For the past couple of years, my son Andy’s been my business partner. We started working together when he was just 20, fresh out of college and bursting with ideas. Andy’s a designer, naturally creative, and since we started working on AM Accounting at the beginning of this year we’ve really got into our groove.
I do the business and accounting stuff; Andy does the marketing and digital stuff, and we collaborate on the service design. A perfect balance.
However when you & your partner both have the same background and skillset – you see this a lot in professional service firms – then it’s unlikely you’ll have the same impact.
The more your skills complement each other the better.
2. Will you get on with each other?
You’ll spend more time with your business partner than with your life partner, particularly in the early days, so it really helps if you get along with each other. Making the commitment to build a business together shouldn’t be taken lightly, so make sure you know what you’re getting into.
Spend time getting to know one another. Get comfortable with each others quirks & mannerisms, because if you don’t do that at the outset, you’ll find them driving you mad later on.
Over the years, I’ve learned to trust my gut feeling about people. Earlier in my career I was focused more on the idea or the potential upside / financial rewards, and less on the human dynamics. Every time I did that it cost me dearly.

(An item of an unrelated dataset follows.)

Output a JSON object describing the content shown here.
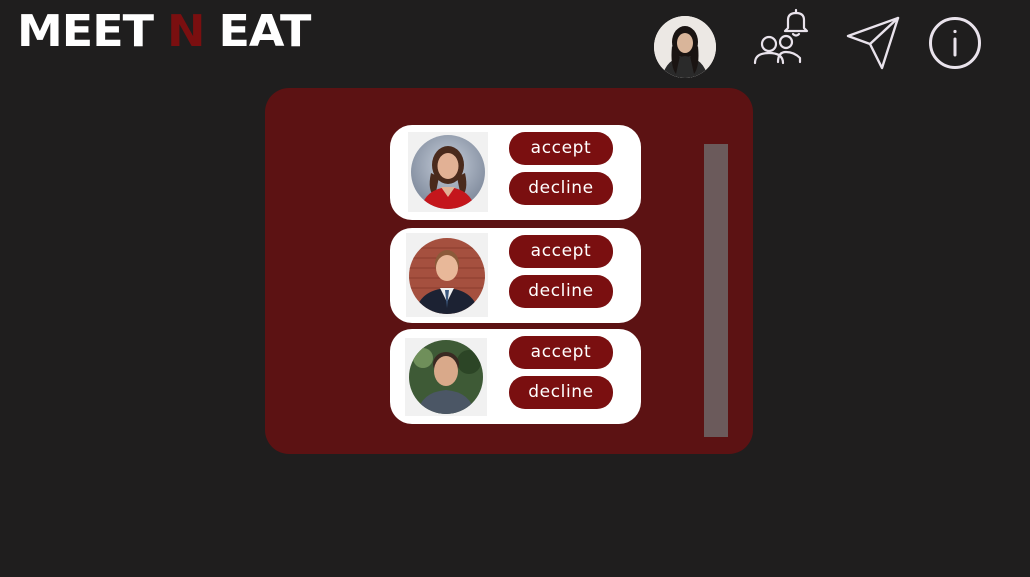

Eventually I learned the lesson, but not before I’d kissed goodbye to north of half a million quid, and wasted several years of my working life.

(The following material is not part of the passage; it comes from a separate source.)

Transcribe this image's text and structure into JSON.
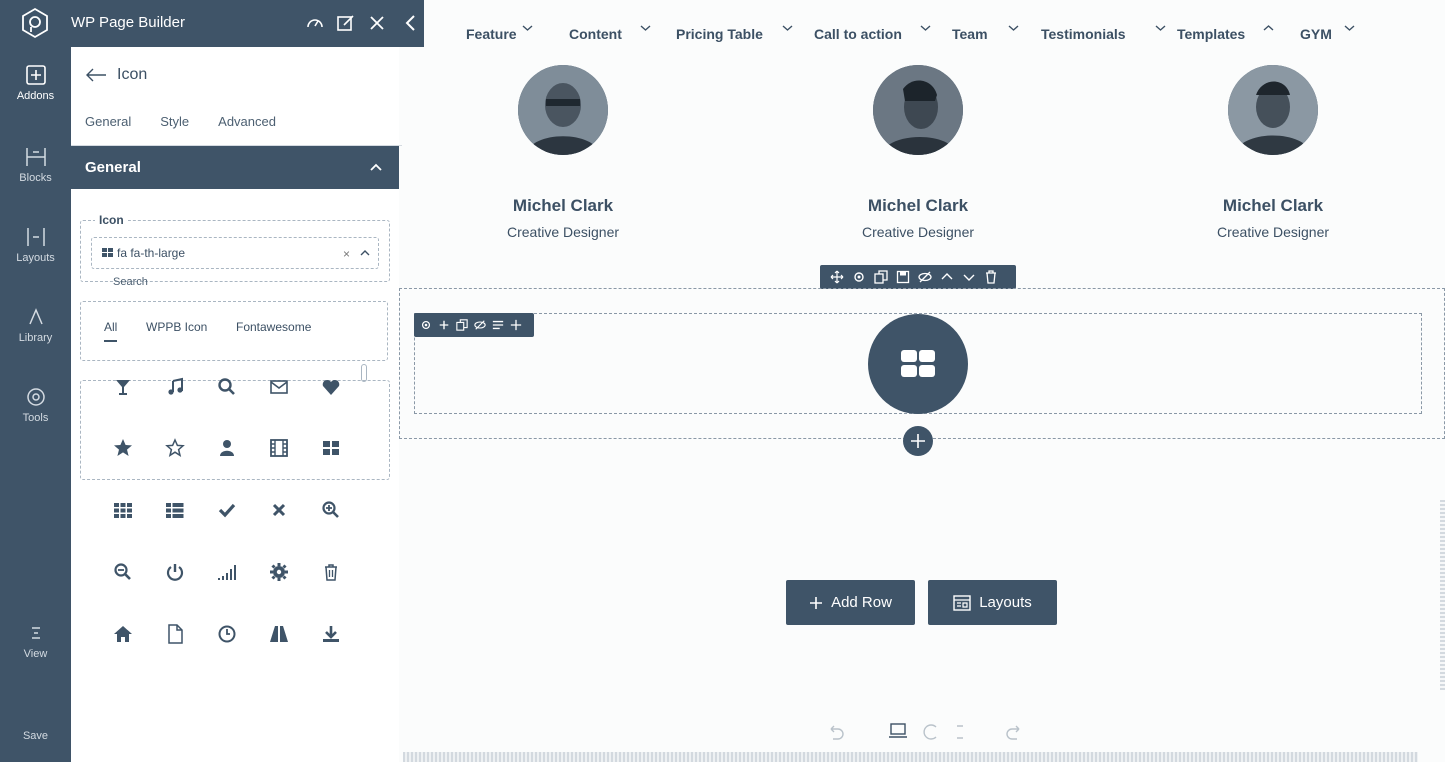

3. Skin in the game matters!
If you’re going to be partners, then you both need to be invested in the business. It doesn’t have to be an equal partnership – sometimes it’s justified for one partner to hold more of the equity.
But every time it’s vital that you’ve both made a commitment to the business. Maybe that means putting money in; perhaps it’s ‘sweat equity’, where you work for free or a reduced amount for an agreed period of time. It could also mean putting up your house or another asset as security for a bank loan.
If only one of you is invested, then it’s not going to work – it’s easier to walk away or give up when the backs are against the wall when you’ve got nothing to lose. The imbalance will also breed resentment over time – trust me, I’ve been there.
4. You both need to be working in the business
Having a ‘silent partner’ was one of the worst experiences of my working life. Maybe I got unlucky, but in my case it just didn’t work. I was all in, fully committed, working 80+ hours a week, whereas my ‘partner’ would just swan in now & again, ask a bunch of questions without really understanding the business, piss everyone off, then waltz off into the sunset.
A silent partner might work for some people – and I know a few friends who will tell you great stories – but it’s not a situation I’m ever going to allow myself to get into again.
5. Sometimes you’ll get lucky and it will be wonderful
In 2003, I met Brian Sherret. At the time, I was working as FD of a construction group in Aberdeen. Brian did some sales consulting for us. We hit it off straight away, our personalities and skills complementing one another perfectly.
Fast forward to the end of 2004 and we were setting up a business together – GHRL, Scotland’s first interim management company, which Brian still runs today with his wife Fiona.
We built that business together for several years until I was head-hunted by a client and I made the incredibly hard decision to leave the company I’d co-founded with my friend. I don’t have many regrets, but that one will live with me for the rest of my life.
If you can find the right business partner, someone like Brian, then do everything you can to make that relationship work. Don’t be swayed by financial promises. Take your time to really get to know the person you’re going to share your business journey with.
And learn to trust your gut feeling…..